(Data for this task)

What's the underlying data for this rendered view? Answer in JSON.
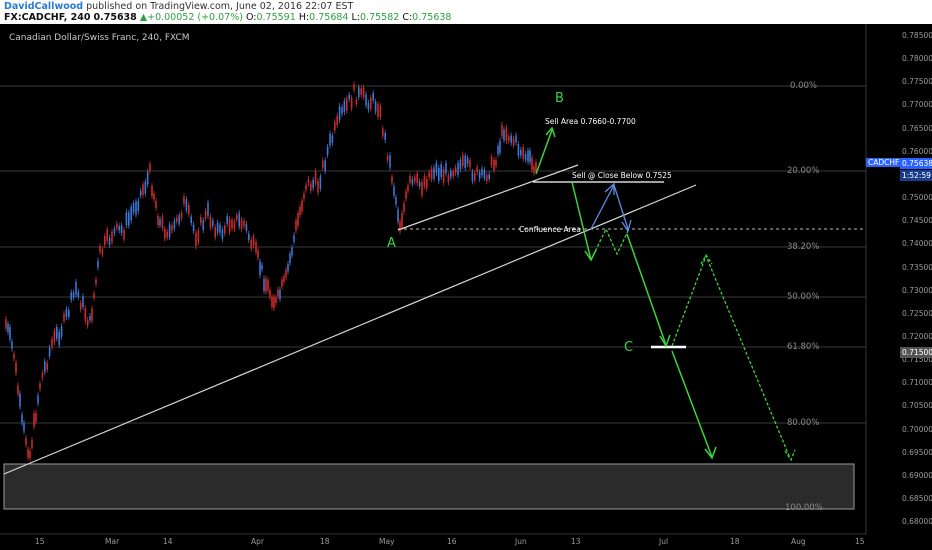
{
  "header": {
    "author": "DavidCallwood",
    "published": " published on TradingView.com, June 02, 2016 22:07 EST",
    "symbol": "FX:CADCHF, 240",
    "last": "0.75638",
    "change": "▲+0.00052 (+0.07%)",
    "o_label": "O:",
    "o_value": "0.75591",
    "h_label": "H:",
    "h_value": "0.75684",
    "l_label": "L:",
    "l_value": "0.75582",
    "c_label": "C:",
    "c_value": "0.75638"
  },
  "chart": {
    "title": "Canadian Dollar/Swiss Franc, 240, FXCM",
    "price_axis": [
      "0.78500",
      "0.78000",
      "0.77500",
      "0.77000",
      "0.76500",
      "0.76000",
      "0.75500",
      "0.75000",
      "0.74500",
      "0.74000",
      "0.73500",
      "0.73000",
      "0.72500",
      "0.72000",
      "0.71500",
      "0.71000",
      "0.70500",
      "0.70000",
      "0.69500",
      "0.69000",
      "0.68500",
      "0.68000"
    ],
    "time_axis": [
      "15",
      "Mar",
      "14",
      "Apr",
      "18",
      "May",
      "16",
      "Jun",
      "13",
      "Jul",
      "18",
      "Aug",
      "15"
    ],
    "symbol_tag": "CADCHF",
    "price_tag": "0.75638",
    "countdown_tag": "1:52:59",
    "level_tag": "0.71500",
    "fib_levels": [
      "0.00%",
      "20.00%",
      "38.20%",
      "50.00%",
      "61.80%",
      "80.00%",
      "100.00%"
    ],
    "annotations": {
      "sell_area": "Sell Area 0.7660-0.7700",
      "sell_close": "Sell @ Close Below 0.7525",
      "confluence": "Confluence Area"
    },
    "waves": {
      "a": "A",
      "b": "B",
      "c": "C"
    },
    "colors": {
      "background": "#000000",
      "bull_candle": "#3c78d8",
      "bear_candle": "#cc2b2b",
      "projection": "#3bd43b",
      "blue_arrow": "#5b8fe6"
    }
  }
}
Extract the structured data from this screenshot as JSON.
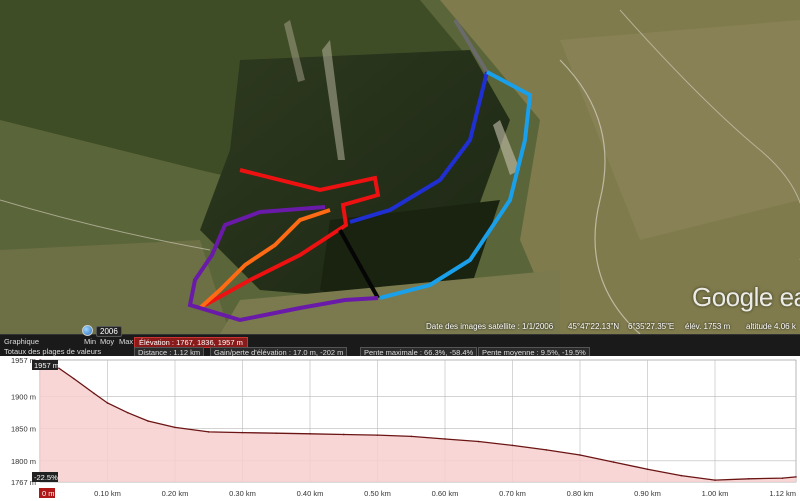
{
  "map": {
    "watermark": "Google ea",
    "imagery_date": "Date des images satellite : 1/1/2006",
    "latitude": "45°47'22.13\"N",
    "longitude": "6°35'27.35\"E",
    "elevation": "élév. 1753 m",
    "altitude": "altitude  4.06 k"
  },
  "toolbar": {
    "year": "2006",
    "graph_label": "Graphique",
    "min_label": "Min",
    "avg_label": "Moy",
    "max_label": "Max",
    "elevation_summary": "Élévation : 1767, 1836, 1957 m",
    "totals_label": "Totaux des plages de valeurs",
    "distance": "Distance : 1.12 km",
    "gain_loss": "Gain/perte d'élévation : 17.0 m, -202 m",
    "max_slope": "Pente maximale : 66.3%, -58.4%",
    "avg_slope": "Pente moyenne : 9.5%, -19.5%"
  },
  "chart_data": {
    "type": "area",
    "ylabel": "",
    "xlabel": "",
    "ylim": [
      1767,
      1957
    ],
    "xlim": [
      0,
      1.12
    ],
    "y_ticks": [
      "1957 m",
      "1900 m",
      "1850 m",
      "1800 m",
      "1767 m"
    ],
    "y_tick_values": [
      1957,
      1900,
      1850,
      1800,
      1767
    ],
    "x_ticks": [
      "0 m",
      "0.10 km",
      "0.20 km",
      "0.30 km",
      "0.40 km",
      "0.50 km",
      "0.60 km",
      "0.70 km",
      "0.80 km",
      "0.90 km",
      "1.00 km",
      "1.12 km"
    ],
    "x_tick_values": [
      0,
      0.1,
      0.2,
      0.3,
      0.4,
      0.5,
      0.6,
      0.7,
      0.8,
      0.9,
      1.0,
      1.12
    ],
    "max_badge": "1957 m",
    "min_badge": "-22.5%",
    "x": [
      0,
      0.02,
      0.05,
      0.08,
      0.1,
      0.13,
      0.16,
      0.2,
      0.25,
      0.3,
      0.35,
      0.4,
      0.45,
      0.5,
      0.55,
      0.6,
      0.65,
      0.7,
      0.75,
      0.8,
      0.85,
      0.9,
      0.95,
      1.0,
      1.05,
      1.1,
      1.12
    ],
    "values": [
      1957,
      1950,
      1928,
      1905,
      1890,
      1875,
      1862,
      1852,
      1845,
      1844,
      1843,
      1842,
      1841,
      1840,
      1838,
      1834,
      1830,
      1824,
      1817,
      1809,
      1798,
      1787,
      1777,
      1770,
      1772,
      1773,
      1775
    ],
    "colors": {
      "line": "#6b1414",
      "fill": "#f7cfcf",
      "grid": "#bbbbbb"
    }
  }
}
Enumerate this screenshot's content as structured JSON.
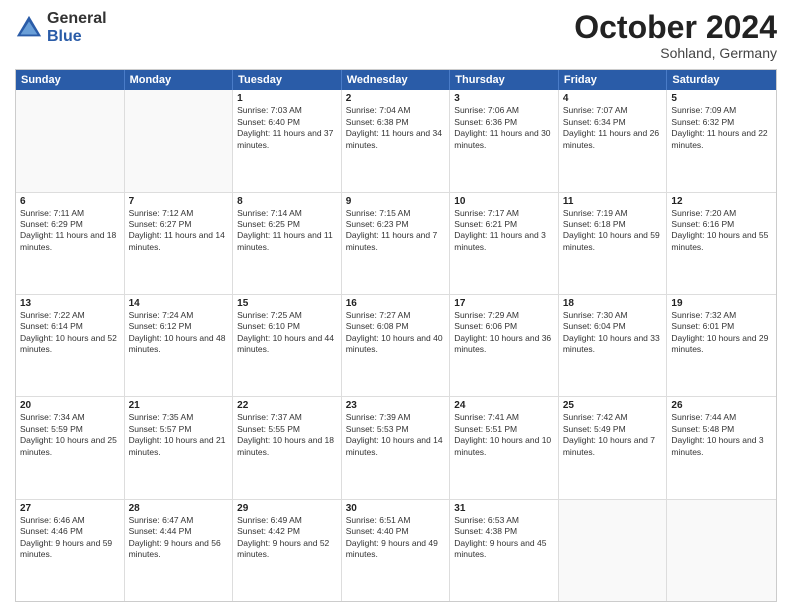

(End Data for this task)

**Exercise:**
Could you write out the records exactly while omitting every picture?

**Result of the exercise:**
What's the underlying data for this rendered view? Answer in JSON.
{
  "header": {
    "author": "DavidCallwood",
    "published": " published on TradingView.com, June 02, 2016 22:07 EST",
    "symbol": "FX:CADCHF, 240",
    "last": "0.75638",
    "change": "▲+0.00052 (+0.07%)",
    "o_label": "O:",
    "o_value": "0.75591",
    "h_label": "H:",
    "h_value": "0.75684",
    "l_label": "L:",
    "l_value": "0.75582",
    "c_label": "C:",
    "c_value": "0.75638"
  },
  "chart": {
    "title": "Canadian Dollar/Swiss Franc, 240, FXCM",
    "price_axis": [
      "0.78500",
      "0.78000",
      "0.77500",
      "0.77000",
      "0.76500",
      "0.76000",
      "0.75500",
      "0.75000",
      "0.74500",
      "0.74000",
      "0.73500",
      "0.73000",
      "0.72500",
      "0.72000",
      "0.71500",
      "0.71000",
      "0.70500",
      "0.70000",
      "0.69500",
      "0.69000",
      "0.68500",
      "0.68000"
    ],
    "time_axis": [
      "15",
      "Mar",
      "14",
      "Apr",
      "18",
      "May",
      "16",
      "Jun",
      "13",
      "Jul",
      "18",
      "Aug",
      "15"
    ],
    "symbol_tag": "CADCHF",
    "price_tag": "0.75638",
    "countdown_tag": "1:52:59",
    "level_tag": "0.71500",
    "fib_levels": [
      "0.00%",
      "20.00%",
      "38.20%",
      "50.00%",
      "61.80%",
      "80.00%",
      "100.00%"
    ],
    "annotations": {
      "sell_area": "Sell Area 0.7660-0.7700",
      "sell_close": "Sell @ Close Below 0.7525",
      "confluence": "Confluence Area"
    },
    "waves": {
      "a": "A",
      "b": "B",
      "c": "C"
    },
    "colors": {
      "background": "#000000",
      "bull_candle": "#3c78d8",
      "bear_candle": "#cc2b2b",
      "projection": "#3bd43b",
      "blue_arrow": "#5b8fe6"
    }
  }
}
Extract the structured data from this screenshot as JSON.
{
  "map": {
    "watermark": "Google ea",
    "imagery_date": "Date des images satellite : 1/1/2006",
    "latitude": "45°47'22.13\"N",
    "longitude": "6°35'27.35\"E",
    "elevation": "élév. 1753 m",
    "altitude": "altitude  4.06 k"
  },
  "toolbar": {
    "year": "2006",
    "graph_label": "Graphique",
    "min_label": "Min",
    "avg_label": "Moy",
    "max_label": "Max",
    "elevation_summary": "Élévation : 1767, 1836, 1957 m",
    "totals_label": "Totaux des plages de valeurs",
    "distance": "Distance : 1.12 km",
    "gain_loss": "Gain/perte d'élévation : 17.0 m, -202 m",
    "max_slope": "Pente maximale : 66.3%, -58.4%",
    "avg_slope": "Pente moyenne : 9.5%, -19.5%"
  },
  "chart_data": {
    "type": "area",
    "ylabel": "",
    "xlabel": "",
    "ylim": [
      1767,
      1957
    ],
    "xlim": [
      0,
      1.12
    ],
    "y_ticks": [
      "1957 m",
      "1900 m",
      "1850 m",
      "1800 m",
      "1767 m"
    ],
    "y_tick_values": [
      1957,
      1900,
      1850,
      1800,
      1767
    ],
    "x_ticks": [
      "0 m",
      "0.10 km",
      "0.20 km",
      "0.30 km",
      "0.40 km",
      "0.50 km",
      "0.60 km",
      "0.70 km",
      "0.80 km",
      "0.90 km",
      "1.00 km",
      "1.12 km"
    ],
    "x_tick_values": [
      0,
      0.1,
      0.2,
      0.3,
      0.4,
      0.5,
      0.6,
      0.7,
      0.8,
      0.9,
      1.0,
      1.12
    ],
    "max_badge": "1957 m",
    "min_badge": "-22.5%",
    "x": [
      0,
      0.02,
      0.05,
      0.08,
      0.1,
      0.13,
      0.16,
      0.2,
      0.25,
      0.3,
      0.35,
      0.4,
      0.45,
      0.5,
      0.55,
      0.6,
      0.65,
      0.7,
      0.75,
      0.8,
      0.85,
      0.9,
      0.95,
      1.0,
      1.05,
      1.1,
      1.12
    ],
    "values": [
      1957,
      1950,
      1928,
      1905,
      1890,
      1875,
      1862,
      1852,
      1845,
      1844,
      1843,
      1842,
      1841,
      1840,
      1838,
      1834,
      1830,
      1824,
      1817,
      1809,
      1798,
      1787,
      1777,
      1770,
      1772,
      1773,
      1775
    ],
    "colors": {
      "line": "#6b1414",
      "fill": "#f7cfcf",
      "grid": "#bbbbbb"
    }
  }
}
Enumerate this screenshot's content as structured JSON.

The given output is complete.